I went into this with no expectations. I'd never seen a Charlie Kaufman film before and hadn't not read the book it was based on. All I knew is that everyone was talking about it on Letterboxd.
I wound up not understanding a lot of it but was totally caught up in its themes of memory, hopes, disappointments, loneliness and loss. By the end, "some" of it made sense. But it was only after reading viewers' and critics' reviews afterwards on IMDB that I fully understood the meaning - which was much more about the male lead Jake than the unnamed female lead, whom I initially saw as the narrator and the focus. Kaufman could have done a better job throughout at making it less confusing and apparently chose not to.
But what a film! Creepy elements, dreamlike elements, mixing up of the past and the present, the mysterious janitor who seems initially to have no connection to the plot, the excellent design and cinematography. And the performances were outstanding. Especially Jessie Buckley who plays the Young Woman. I was initially confused why she was with Jake (Jesse Plemons) who was awkward and nerdy. It's gradually revealed he is deeply troubled and when you meet his parents - played by David Thewlis and Toni Collette - you can certainly see why. The family of three embodies another theme of the film - damaged people who are very aware of their deficiencies but desperately hold onto hope.

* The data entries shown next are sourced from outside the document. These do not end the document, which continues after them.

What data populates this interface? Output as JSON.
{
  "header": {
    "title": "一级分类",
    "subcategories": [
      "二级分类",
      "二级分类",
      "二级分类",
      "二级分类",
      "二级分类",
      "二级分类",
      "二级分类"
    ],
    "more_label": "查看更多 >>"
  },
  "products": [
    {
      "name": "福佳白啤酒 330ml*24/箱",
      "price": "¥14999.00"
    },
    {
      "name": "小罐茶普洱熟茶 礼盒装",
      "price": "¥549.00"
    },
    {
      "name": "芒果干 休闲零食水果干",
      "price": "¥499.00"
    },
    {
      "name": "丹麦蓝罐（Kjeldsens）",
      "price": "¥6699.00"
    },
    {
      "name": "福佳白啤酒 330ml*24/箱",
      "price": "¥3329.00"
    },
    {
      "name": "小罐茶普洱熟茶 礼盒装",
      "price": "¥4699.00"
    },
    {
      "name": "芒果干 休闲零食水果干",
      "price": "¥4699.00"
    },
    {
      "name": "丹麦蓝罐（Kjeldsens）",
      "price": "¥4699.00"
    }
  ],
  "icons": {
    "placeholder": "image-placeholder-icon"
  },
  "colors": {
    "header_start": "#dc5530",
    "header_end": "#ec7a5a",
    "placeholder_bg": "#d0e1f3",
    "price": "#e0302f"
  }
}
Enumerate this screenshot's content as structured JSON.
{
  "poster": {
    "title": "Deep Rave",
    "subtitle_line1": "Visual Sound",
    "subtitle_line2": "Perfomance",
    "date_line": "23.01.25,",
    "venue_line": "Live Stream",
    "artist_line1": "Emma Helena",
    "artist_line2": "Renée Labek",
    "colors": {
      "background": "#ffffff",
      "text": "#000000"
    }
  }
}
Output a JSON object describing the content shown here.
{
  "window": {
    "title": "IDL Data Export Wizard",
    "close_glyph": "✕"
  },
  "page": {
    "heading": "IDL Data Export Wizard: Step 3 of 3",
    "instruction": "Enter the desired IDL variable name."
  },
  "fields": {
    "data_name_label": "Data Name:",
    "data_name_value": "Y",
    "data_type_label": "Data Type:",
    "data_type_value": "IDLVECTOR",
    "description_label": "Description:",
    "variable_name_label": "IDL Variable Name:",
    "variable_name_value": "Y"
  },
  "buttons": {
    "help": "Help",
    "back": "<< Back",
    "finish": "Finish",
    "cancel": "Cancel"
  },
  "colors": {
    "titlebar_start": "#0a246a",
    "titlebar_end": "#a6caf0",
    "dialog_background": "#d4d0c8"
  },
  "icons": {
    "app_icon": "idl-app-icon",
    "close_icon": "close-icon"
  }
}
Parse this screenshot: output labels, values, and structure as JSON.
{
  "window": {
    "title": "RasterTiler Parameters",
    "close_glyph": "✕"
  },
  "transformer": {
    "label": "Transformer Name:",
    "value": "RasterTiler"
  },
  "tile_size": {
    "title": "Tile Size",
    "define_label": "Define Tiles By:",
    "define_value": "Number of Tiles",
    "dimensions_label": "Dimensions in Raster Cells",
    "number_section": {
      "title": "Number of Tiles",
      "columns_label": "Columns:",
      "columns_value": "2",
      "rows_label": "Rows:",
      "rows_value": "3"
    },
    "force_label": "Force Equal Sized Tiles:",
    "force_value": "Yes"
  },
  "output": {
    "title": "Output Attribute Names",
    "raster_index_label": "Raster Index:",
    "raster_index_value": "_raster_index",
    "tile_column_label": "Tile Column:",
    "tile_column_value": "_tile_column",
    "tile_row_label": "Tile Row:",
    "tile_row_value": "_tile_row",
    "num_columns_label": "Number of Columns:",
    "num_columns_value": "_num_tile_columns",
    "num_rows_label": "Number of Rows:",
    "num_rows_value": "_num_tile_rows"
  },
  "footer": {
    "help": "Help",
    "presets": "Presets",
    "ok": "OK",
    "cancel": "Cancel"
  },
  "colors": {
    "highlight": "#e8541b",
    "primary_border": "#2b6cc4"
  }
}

Having recently moved from a big city to a rural farming community in upstate New York, I loved the setting - bleak, stuck in the past yet existing in the present, and the hardscrabble existence of the families that didn't leave. And the snow! It's also great to see Netflix take on projects that are less formulaic and crowd-pleasers, and include films like this that are creative and make one think. So even without a roadmap, I very much enjoyed this.